Intelligibility

In concluding ‘A’ is for accent (2), my second post in this pronunciation blog, I argued that ‘[a]ccent has given way to intelligibility as the main focus of pronunciation teaching in the 21st century’. A couple of weeks later, I ended the post on comprehensibility by tying accent and comprehensibility to a third term, intelligibility, […]

Habit formation

H At the 2014 IATEFL International Conference in Harrogate, there was a veritable buzz of excitement among members of the Pronunciation Special Interest Group. Pronunciation was about to leap forward into the 21st century – ‘listen and repeat‘ was dead. In part, because it was boring (or so we were told), but dead principally because […]

Fricatives (and functional load)

In my posts for ‘B’ and ‘D’ I talked about bilabial and dental consonants. These terms are an indication of where the sounds in each category are made in the mouth. In other words, they are an indication of the place of articulation. In contrast, the term fricative is an indication of how a consonant sound is made. […]

Dental consonants

‘D’ could be for quite a lot of issues in pronunciation including dialect, diphthong or devoicing, but I thought I’d follow up from my post on bilabials with this one on dental consonants. There are two dental consonants in English, /θ/ and /ð/, as in thing and that, respectively. The two sounds are made in the same way, […]

Comprehensibility

The term ‘comprehensibility’ isn’t part of our everyday ELT vocabulary. We’re more used to talking about comprehension in terms of the questions accompanying a reading or listening text we are working on with our students. But ‘comprehensibility’ is a term used in pronunciation that is related to accent and also to intelligibility, and which, together […]

The bilabials /p/, /b/ and /m/

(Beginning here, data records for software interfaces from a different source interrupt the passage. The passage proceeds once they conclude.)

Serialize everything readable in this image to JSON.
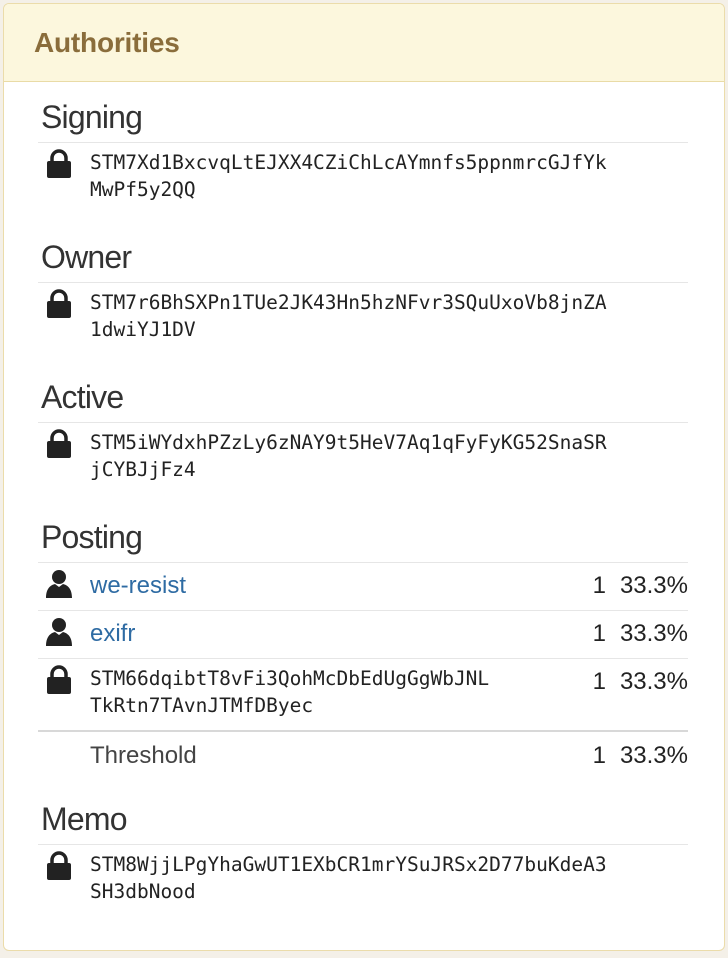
{
  "panel": {
    "title": "Authorities"
  },
  "signing": {
    "title": "Signing",
    "key_line1": "STM7Xd1BxcvqLtEJXX4CZiChLcAYmnfs5ppnmrcGJfYk",
    "key_line2": "MwPf5y2QQ"
  },
  "owner": {
    "title": "Owner",
    "key_line1": "STM7r6BhSXPn1TUe2JK43Hn5hzNFvr3SQuUxoVb8jnZA",
    "key_line2": "1dwiYJ1DV"
  },
  "active": {
    "title": "Active",
    "key_line1": "STM5iWYdxhPZzLy6zNAY9t5HeV7Aq1qFyFyKG52SnaSR",
    "key_line2": "jCYBJjFz4"
  },
  "posting": {
    "title": "Posting",
    "rows": [
      {
        "account": "we-resist",
        "weight": "1",
        "percent": "33.3%"
      },
      {
        "account": "exifr",
        "weight": "1",
        "percent": "33.3%"
      }
    ],
    "key_row": {
      "key_line1": "STM66dqibtT8vFi3QohMcDbEdUgGgWbJNL",
      "key_line2": "TkRtn7TAvnJTMfDByec",
      "weight": "1",
      "percent": "33.3%"
    },
    "threshold": {
      "label": "Threshold",
      "weight": "1",
      "percent": "33.3%"
    }
  },
  "memo": {
    "title": "Memo",
    "key_line1": "STM8WjjLPgYhaGwUT1EXbCR1mrYSuJRSx2D77buKdeA3",
    "key_line2": "SH3dbNood"
  },
  "icons": {
    "key": "lock-icon",
    "account": "user-icon"
  },
  "colors": {
    "heading_bg": "#fcf7dd",
    "heading_text": "#8a6d3b",
    "link": "#2e6ba3"
  }
}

As anyone will know who has studied Latin or who speaks a Romance language, the term ‘bilabial’ comes from bi- (twice, double), and labialis (having to do with the lips). In the pronunciation of English, the three consonant sounds that are made by bringing our lips together are /p/, /b/ and /m/ as in pat, bat and mat, respectively. The action […]

Algeciras?

I was in Seville the other day, bound for Algeciras. The name brought back echoes of my childhood – on Sunday mornings in the 1960s the BBC had a radio programme where families could ask for music for loved ones who were serving abroad with the British Forces. Many of these servicemen and women were […]

The globalization of English: implications for ELT

I’m coming towards the end of a series of articles on the globalization of English, and ELF (English as a lingua franca). They’re being published in Modern English Teacher, and there are five already out there, plus one more to round the series off. The five that are out there are: The globalization of English: implications […]

A load of crap?

Last Friday I was travelling home by train. As we approached the mountains that separate Asturias from the great plains of Central Spain, I struck up a conversation with the man sitting next to me, who I’d seen using English in a message he’d been writing on his phone. He turned out to be an American […]

Nex week

When I was in the UK over Xmas I came out of the cinema after seeing The Imitation Game (nothing to do with pronunciation, but still brilliant) and was confronted with this  store sign (also nothing to do with pronunciation and only three-quarters brilliant). It could be that the ‘t’ had simply failed to light up, though I like to think that […]

To IP(A) or not to IP(A) – that is the question.

I’ve been working with quite a lot of primary school teachers recently. During the workshop I’m running with them on basic pronunciation teaching techniques I often get asked if they should use IPA symbols with their learners. It’s a question I’ve not been comfortable answering because I don’t have the relevant classroom experience, but I’ve spoken to […]